▶ Data for processing
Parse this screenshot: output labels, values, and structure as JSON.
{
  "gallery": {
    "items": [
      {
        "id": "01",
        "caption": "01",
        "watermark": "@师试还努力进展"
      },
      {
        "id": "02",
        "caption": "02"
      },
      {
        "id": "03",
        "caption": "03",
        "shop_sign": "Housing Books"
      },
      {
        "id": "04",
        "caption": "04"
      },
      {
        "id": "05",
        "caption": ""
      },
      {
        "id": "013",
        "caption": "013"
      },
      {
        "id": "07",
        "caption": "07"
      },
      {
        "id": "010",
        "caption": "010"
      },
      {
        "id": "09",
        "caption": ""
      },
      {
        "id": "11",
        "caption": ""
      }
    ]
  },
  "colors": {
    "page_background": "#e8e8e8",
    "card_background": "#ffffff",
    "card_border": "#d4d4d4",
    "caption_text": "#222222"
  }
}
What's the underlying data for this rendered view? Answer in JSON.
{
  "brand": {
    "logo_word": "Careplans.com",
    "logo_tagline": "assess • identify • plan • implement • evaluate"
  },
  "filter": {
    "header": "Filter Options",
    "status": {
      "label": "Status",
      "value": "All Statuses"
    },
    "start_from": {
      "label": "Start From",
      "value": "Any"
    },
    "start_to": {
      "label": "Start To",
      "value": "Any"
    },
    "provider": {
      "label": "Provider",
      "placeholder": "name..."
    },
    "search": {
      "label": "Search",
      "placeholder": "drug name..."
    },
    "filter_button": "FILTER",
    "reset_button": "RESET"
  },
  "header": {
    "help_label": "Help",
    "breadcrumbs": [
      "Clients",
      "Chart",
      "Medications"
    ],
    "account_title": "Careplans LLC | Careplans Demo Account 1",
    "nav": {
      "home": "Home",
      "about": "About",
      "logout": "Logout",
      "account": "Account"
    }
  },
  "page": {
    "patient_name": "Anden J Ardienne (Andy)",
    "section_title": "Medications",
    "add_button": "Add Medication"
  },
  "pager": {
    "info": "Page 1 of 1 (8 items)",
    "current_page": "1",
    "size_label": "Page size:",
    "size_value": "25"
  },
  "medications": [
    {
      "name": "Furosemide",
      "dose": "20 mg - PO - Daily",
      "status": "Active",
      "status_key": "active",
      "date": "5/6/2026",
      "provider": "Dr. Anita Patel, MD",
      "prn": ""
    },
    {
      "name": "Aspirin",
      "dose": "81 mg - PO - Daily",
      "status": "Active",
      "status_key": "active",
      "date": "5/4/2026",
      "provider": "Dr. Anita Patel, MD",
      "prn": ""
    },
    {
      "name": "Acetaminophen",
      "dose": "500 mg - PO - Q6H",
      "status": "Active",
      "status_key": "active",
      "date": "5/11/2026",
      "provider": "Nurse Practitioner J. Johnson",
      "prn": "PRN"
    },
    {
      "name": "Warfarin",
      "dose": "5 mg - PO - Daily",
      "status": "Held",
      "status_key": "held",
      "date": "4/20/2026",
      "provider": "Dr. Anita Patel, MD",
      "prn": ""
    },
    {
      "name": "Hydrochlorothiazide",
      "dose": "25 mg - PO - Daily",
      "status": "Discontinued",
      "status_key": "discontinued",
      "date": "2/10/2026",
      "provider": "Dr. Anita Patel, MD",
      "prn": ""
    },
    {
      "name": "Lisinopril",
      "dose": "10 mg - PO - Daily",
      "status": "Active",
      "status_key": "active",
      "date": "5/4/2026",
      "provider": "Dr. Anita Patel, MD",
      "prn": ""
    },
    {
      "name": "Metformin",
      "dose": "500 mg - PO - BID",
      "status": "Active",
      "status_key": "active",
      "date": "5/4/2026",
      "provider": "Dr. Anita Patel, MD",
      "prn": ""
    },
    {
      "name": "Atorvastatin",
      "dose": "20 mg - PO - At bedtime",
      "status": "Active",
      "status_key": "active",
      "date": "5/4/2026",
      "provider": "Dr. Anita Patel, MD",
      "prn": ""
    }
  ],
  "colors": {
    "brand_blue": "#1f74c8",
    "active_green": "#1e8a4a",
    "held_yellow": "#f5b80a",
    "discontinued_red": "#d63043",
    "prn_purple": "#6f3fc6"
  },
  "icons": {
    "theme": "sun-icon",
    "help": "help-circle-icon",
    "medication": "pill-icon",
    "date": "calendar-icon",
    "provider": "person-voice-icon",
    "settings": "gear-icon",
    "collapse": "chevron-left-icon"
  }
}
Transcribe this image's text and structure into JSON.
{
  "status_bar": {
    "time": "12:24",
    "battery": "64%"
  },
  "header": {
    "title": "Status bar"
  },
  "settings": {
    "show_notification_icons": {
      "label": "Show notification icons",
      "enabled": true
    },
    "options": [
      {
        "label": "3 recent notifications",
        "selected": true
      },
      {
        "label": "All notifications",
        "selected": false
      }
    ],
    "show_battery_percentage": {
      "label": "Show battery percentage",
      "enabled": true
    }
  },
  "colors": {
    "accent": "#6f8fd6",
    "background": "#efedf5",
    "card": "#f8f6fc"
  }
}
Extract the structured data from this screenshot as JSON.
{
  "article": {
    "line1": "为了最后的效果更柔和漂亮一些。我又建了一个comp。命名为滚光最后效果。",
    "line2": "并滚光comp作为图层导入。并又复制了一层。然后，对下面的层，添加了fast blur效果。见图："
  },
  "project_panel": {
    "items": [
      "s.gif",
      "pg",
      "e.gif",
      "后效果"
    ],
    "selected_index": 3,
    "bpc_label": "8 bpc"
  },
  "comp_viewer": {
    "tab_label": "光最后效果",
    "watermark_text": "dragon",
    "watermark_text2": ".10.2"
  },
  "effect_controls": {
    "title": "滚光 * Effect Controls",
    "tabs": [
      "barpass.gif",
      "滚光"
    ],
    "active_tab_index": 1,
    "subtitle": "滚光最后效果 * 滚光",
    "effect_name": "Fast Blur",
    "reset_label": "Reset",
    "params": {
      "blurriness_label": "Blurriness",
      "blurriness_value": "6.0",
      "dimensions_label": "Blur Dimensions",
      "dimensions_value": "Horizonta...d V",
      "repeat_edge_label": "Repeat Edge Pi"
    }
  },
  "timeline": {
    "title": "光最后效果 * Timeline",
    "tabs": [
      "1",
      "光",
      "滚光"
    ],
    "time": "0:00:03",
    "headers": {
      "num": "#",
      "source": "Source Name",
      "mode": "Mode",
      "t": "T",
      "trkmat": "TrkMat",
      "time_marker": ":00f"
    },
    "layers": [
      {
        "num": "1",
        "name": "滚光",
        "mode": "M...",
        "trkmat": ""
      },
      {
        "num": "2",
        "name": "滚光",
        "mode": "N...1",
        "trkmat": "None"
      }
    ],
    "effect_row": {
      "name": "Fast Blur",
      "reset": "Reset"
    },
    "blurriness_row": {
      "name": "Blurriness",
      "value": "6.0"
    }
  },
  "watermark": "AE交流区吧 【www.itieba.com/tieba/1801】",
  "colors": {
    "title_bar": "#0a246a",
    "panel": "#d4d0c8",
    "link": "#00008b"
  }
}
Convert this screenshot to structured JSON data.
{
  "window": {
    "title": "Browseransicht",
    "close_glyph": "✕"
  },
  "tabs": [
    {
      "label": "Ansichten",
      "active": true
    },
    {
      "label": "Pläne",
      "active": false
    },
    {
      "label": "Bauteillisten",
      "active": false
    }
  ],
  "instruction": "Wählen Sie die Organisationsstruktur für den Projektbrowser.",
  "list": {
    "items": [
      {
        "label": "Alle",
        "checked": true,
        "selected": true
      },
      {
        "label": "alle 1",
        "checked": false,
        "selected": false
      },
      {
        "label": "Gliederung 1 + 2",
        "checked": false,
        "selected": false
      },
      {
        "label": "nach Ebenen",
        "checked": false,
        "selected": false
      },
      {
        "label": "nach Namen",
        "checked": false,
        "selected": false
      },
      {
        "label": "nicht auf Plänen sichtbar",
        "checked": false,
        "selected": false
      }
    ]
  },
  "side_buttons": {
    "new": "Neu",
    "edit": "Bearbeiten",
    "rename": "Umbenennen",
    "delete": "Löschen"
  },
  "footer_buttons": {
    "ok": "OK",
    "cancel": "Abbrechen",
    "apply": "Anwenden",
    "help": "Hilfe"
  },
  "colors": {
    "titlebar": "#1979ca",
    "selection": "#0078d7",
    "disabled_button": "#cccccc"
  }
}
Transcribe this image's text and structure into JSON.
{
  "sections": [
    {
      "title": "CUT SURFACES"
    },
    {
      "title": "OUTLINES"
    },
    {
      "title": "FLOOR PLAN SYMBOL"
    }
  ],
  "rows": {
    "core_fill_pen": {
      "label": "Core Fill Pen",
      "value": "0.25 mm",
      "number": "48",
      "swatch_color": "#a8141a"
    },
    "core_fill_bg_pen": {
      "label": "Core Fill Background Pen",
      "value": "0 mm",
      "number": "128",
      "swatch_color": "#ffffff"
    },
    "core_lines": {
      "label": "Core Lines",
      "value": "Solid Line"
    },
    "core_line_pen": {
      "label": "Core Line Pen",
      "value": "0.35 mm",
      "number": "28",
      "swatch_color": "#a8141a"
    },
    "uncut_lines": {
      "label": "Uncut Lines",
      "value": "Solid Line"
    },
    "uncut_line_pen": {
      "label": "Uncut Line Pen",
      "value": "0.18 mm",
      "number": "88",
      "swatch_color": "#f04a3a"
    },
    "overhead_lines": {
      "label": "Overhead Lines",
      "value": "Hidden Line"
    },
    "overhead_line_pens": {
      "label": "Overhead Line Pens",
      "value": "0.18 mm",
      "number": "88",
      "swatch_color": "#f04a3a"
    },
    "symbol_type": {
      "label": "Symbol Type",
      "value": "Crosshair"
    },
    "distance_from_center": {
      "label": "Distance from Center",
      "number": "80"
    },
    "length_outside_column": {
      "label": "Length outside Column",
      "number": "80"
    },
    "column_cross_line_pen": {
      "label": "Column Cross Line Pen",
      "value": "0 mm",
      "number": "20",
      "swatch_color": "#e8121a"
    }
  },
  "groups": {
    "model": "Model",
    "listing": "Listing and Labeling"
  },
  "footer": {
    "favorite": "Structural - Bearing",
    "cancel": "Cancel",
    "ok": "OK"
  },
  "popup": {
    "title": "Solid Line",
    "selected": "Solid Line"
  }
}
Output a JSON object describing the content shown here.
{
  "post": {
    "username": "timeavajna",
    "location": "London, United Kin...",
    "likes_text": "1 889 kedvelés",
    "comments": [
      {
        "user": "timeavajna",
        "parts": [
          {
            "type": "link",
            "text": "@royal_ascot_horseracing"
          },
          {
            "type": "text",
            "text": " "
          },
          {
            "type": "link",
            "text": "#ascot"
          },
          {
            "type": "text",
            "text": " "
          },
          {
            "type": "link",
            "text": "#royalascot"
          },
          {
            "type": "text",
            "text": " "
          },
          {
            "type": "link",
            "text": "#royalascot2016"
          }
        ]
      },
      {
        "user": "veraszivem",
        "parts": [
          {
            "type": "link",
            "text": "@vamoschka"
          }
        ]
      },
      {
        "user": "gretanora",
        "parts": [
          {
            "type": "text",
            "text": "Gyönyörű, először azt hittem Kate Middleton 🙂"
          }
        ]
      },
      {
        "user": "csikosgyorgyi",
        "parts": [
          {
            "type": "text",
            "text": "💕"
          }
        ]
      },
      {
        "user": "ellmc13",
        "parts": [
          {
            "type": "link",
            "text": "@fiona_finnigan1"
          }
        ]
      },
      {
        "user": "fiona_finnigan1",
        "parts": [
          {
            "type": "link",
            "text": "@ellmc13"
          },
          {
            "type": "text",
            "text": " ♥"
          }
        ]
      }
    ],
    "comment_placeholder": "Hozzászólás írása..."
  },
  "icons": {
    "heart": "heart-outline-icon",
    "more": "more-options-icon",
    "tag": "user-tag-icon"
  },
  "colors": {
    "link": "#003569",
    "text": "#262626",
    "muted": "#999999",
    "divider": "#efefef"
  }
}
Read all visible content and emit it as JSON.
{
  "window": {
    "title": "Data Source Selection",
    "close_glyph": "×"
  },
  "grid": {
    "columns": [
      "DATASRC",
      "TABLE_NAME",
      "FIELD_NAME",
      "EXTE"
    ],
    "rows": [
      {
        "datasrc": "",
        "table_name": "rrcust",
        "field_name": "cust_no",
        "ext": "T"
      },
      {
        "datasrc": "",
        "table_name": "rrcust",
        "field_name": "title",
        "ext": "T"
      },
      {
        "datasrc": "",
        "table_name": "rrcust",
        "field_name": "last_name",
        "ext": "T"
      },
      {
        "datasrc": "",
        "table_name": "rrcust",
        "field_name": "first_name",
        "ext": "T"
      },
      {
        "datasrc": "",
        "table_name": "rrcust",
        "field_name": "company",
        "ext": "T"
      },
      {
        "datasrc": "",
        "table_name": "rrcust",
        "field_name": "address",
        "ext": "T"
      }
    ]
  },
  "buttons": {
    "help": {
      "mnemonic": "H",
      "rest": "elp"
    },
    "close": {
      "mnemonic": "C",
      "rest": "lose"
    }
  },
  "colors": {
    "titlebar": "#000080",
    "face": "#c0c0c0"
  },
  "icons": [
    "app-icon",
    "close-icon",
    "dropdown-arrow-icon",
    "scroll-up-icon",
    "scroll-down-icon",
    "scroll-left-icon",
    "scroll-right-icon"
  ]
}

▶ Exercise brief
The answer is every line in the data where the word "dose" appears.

▶ Response to this task
      "dose": "20 mg - PO - Daily",
      "dose": "81 mg - PO - Daily",
      "dose": "500 mg - PO - Q6H",
      "dose": "5 mg - PO - Daily",
      "dose": "25 mg - PO - Daily",
      "dose": "10 mg - PO - Daily",
      "dose": "500 mg - PO - BID",
      "dose": "20 mg - PO - At bedtime",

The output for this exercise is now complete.